- [Exercise]
Your job is to write out each record exactly, leaving none out.

··· Material shown ···

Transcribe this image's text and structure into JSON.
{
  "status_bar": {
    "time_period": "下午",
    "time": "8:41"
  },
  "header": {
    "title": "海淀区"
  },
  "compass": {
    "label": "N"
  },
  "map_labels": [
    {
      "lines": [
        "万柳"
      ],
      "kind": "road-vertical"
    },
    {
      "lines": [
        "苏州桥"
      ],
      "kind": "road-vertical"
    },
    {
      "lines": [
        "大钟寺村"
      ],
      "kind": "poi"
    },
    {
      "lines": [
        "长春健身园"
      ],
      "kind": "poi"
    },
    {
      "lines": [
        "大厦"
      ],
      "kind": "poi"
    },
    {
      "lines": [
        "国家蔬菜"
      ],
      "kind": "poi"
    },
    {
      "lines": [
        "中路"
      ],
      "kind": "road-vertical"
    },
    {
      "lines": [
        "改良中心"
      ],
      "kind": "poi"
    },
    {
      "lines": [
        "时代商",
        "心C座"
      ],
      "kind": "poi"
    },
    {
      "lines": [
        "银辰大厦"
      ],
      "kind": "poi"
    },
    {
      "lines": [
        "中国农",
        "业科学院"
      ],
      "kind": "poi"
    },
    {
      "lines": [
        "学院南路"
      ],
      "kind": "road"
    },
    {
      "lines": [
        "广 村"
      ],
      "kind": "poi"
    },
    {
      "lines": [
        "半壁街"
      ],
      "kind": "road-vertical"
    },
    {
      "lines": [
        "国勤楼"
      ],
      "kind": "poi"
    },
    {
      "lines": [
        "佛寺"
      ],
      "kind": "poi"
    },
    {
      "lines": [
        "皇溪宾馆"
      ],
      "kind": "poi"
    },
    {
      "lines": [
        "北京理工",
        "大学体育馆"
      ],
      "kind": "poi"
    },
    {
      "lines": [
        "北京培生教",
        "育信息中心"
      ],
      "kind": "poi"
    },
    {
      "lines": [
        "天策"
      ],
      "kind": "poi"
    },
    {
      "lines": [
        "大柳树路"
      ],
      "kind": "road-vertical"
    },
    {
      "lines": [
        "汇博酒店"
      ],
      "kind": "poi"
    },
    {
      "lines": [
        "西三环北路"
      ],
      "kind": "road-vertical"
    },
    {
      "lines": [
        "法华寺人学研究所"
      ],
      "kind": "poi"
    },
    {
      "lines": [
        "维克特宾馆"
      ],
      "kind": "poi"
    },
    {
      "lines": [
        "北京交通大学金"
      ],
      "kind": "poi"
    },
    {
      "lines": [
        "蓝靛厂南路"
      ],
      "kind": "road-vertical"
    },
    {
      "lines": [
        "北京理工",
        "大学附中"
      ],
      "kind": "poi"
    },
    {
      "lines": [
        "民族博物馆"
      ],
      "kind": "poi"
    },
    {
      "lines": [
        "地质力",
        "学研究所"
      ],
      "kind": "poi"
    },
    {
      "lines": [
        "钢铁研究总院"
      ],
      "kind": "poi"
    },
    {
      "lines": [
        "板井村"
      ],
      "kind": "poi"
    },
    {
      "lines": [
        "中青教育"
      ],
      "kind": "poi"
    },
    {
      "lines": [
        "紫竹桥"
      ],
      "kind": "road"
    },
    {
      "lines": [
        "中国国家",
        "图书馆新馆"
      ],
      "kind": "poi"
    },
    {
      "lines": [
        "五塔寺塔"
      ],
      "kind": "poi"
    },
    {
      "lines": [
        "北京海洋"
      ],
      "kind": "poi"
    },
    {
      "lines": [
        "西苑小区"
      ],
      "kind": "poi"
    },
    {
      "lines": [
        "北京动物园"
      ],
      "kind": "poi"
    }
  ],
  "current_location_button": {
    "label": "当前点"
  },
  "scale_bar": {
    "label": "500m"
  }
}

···

- [Answer below]
Transcribe this image's text and structure into JSON.
{
  "status_bar": {
    "time_period": "下午",
    "time": "8:41"
  },
  "header": {
    "title": "海淀区"
  },
  "compass": {
    "label": "N"
  },
  "map_labels": [
    {
      "lines": [
        "万柳"
      ],
      "kind": "road-vertical"
    },
    {
      "lines": [
        "苏州桥"
      ],
      "kind": "road-vertical"
    },
    {
      "lines": [
        "大钟寺村"
      ],
      "kind": "poi"
    },
    {
      "lines": [
        "长春健身园"
      ],
      "kind": "poi"
    },
    {
      "lines": [
        "大厦"
      ],
      "kind": "poi"
    },
    {
      "lines": [
        "国家蔬菜"
      ],
      "kind": "poi"
    },
    {
      "lines": [
        "中路"
      ],
      "kind": "road-vertical"
    },
    {
      "lines": [
        "改良中心"
      ],
      "kind": "poi"
    },
    {
      "lines": [
        "时代商",
        "心C座"
      ],
      "kind": "poi"
    },
    {
      "lines": [
        "银辰大厦"
      ],
      "kind": "poi"
    },
    {
      "lines": [
        "中国农",
        "业科学院"
      ],
      "kind": "poi"
    },
    {
      "lines": [
        "学院南路"
      ],
      "kind": "road"
    },
    {
      "lines": [
        "广 村"
      ],
      "kind": "poi"
    },
    {
      "lines": [
        "半壁街"
      ],
      "kind": "road-vertical"
    },
    {
      "lines": [
        "国勤楼"
      ],
      "kind": "poi"
    },
    {
      "lines": [
        "佛寺"
      ],
      "kind": "poi"
    },
    {
      "lines": [
        "皇溪宾馆"
      ],
      "kind": "poi"
    },
    {
      "lines": [
        "北京理工",
        "大学体育馆"
      ],
      "kind": "poi"
    },
    {
      "lines": [
        "北京培生教",
        "育信息中心"
      ],
      "kind": "poi"
    },
    {
      "lines": [
        "天策"
      ],
      "kind": "poi"
    },
    {
      "lines": [
        "大柳树路"
      ],
      "kind": "road-vertical"
    },
    {
      "lines": [
        "汇博酒店"
      ],
      "kind": "poi"
    },
    {
      "lines": [
        "西三环北路"
      ],
      "kind": "road-vertical"
    },
    {
      "lines": [
        "法华寺人学研究所"
      ],
      "kind": "poi"
    },
    {
      "lines": [
        "维克特宾馆"
      ],
      "kind": "poi"
    },
    {
      "lines": [
        "北京交通大学金"
      ],
      "kind": "poi"
    },
    {
      "lines": [
        "蓝靛厂南路"
      ],
      "kind": "road-vertical"
    },
    {
      "lines": [
        "北京理工",
        "大学附中"
      ],
      "kind": "poi"
    },
    {
      "lines": [
        "民族博物馆"
      ],
      "kind": "poi"
    },
    {
      "lines": [
        "地质力",
        "学研究所"
      ],
      "kind": "poi"
    },
    {
      "lines": [
        "钢铁研究总院"
      ],
      "kind": "poi"
    },
    {
      "lines": [
        "板井村"
      ],
      "kind": "poi"
    },
    {
      "lines": [
        "中青教育"
      ],
      "kind": "poi"
    },
    {
      "lines": [
        "紫竹桥"
      ],
      "kind": "road"
    },
    {
      "lines": [
        "中国国家",
        "图书馆新馆"
      ],
      "kind": "poi"
    },
    {
      "lines": [
        "五塔寺塔"
      ],
      "kind": "poi"
    },
    {
      "lines": [
        "北京海洋"
      ],
      "kind": "poi"
    },
    {
      "lines": [
        "西苑小区"
      ],
      "kind": "poi"
    },
    {
      "lines": [
        "北京动物园"
      ],
      "kind": "poi"
    }
  ],
  "current_location_button": {
    "label": "当前点"
  },
  "scale_bar": {
    "label": "500m"
  }
}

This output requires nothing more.